■ **Task item**: Copy nothing but the text: reproduce each line of the listing exactly and leave the pictures out.

■ **Stored data**:
*** Block opens ***

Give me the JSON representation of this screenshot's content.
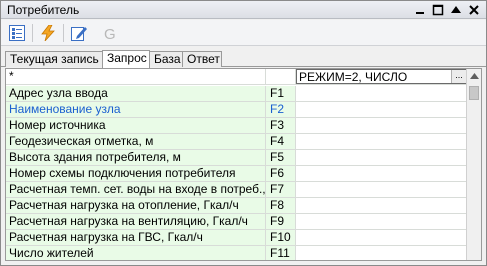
{
  "window": {
    "title": "Потребитель"
  },
  "toolbar": {
    "buttons": [
      {
        "name": "list-view-icon"
      },
      {
        "name": "lightning-icon"
      },
      {
        "name": "edit-icon"
      },
      {
        "name": "g-icon",
        "label": "G"
      }
    ]
  },
  "tabs": [
    {
      "label": "Текущая запись"
    },
    {
      "label": "Запрос"
    },
    {
      "label": "База"
    },
    {
      "label": "Ответ"
    }
  ],
  "grid": {
    "header": {
      "name": "*",
      "code": "",
      "value": "РЕЖИМ=2, ЧИСЛО",
      "button": "..."
    },
    "rows": [
      {
        "name": "Адрес узла ввода",
        "code": "F1"
      },
      {
        "name": "Наименование узла",
        "code": "F2",
        "highlight": "#1a5fd0"
      },
      {
        "name": "Номер источника",
        "code": "F3"
      },
      {
        "name": "Геодезическая отметка, м",
        "code": "F4"
      },
      {
        "name": "Высота здания потребителя, м",
        "code": "F5"
      },
      {
        "name": "Номер схемы подключения потребителя",
        "code": "F6"
      },
      {
        "name": "Расчетная темп. сет. воды на входе в потреб.,°C",
        "code": "F7"
      },
      {
        "name": "Расчетная нагрузка на отопление, Гкал/ч",
        "code": "F8"
      },
      {
        "name": "Расчетная нагрузка на вентиляцию, Гкал/ч",
        "code": "F9"
      },
      {
        "name": "Расчетная нагрузка на ГВС, Гкал/ч",
        "code": "F10"
      },
      {
        "name": "Число жителей",
        "code": "F11"
      }
    ]
  },
  "colors": {
    "row_background": "#e9fbe7",
    "selected_text": "#1a5fd0"
  }
}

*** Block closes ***

■ **Written solution**:
Give me the JSON representation of this screenshot's content.
{
  "window": {
    "title": "Потребитель"
  },
  "toolbar": {
    "buttons": [
      {
        "name": "list-view-icon"
      },
      {
        "name": "lightning-icon"
      },
      {
        "name": "edit-icon"
      },
      {
        "name": "g-icon",
        "label": "G"
      }
    ]
  },
  "tabs": [
    {
      "label": "Текущая запись"
    },
    {
      "label": "Запрос"
    },
    {
      "label": "База"
    },
    {
      "label": "Ответ"
    }
  ],
  "grid": {
    "header": {
      "name": "*",
      "code": "",
      "value": "РЕЖИМ=2, ЧИСЛО",
      "button": "..."
    },
    "rows": [
      {
        "name": "Адрес узла ввода",
        "code": "F1"
      },
      {
        "name": "Наименование узла",
        "code": "F2",
        "highlight": "#1a5fd0"
      },
      {
        "name": "Номер источника",
        "code": "F3"
      },
      {
        "name": "Геодезическая отметка, м",
        "code": "F4"
      },
      {
        "name": "Высота здания потребителя, м",
        "code": "F5"
      },
      {
        "name": "Номер схемы подключения потребителя",
        "code": "F6"
      },
      {
        "name": "Расчетная темп. сет. воды на входе в потреб.,°C",
        "code": "F7"
      },
      {
        "name": "Расчетная нагрузка на отопление, Гкал/ч",
        "code": "F8"
      },
      {
        "name": "Расчетная нагрузка на вентиляцию, Гкал/ч",
        "code": "F9"
      },
      {
        "name": "Расчетная нагрузка на ГВС, Гкал/ч",
        "code": "F10"
      },
      {
        "name": "Число жителей",
        "code": "F11"
      }
    ]
  },
  "colors": {
    "row_background": "#e9fbe7",
    "selected_text": "#1a5fd0"
  }
}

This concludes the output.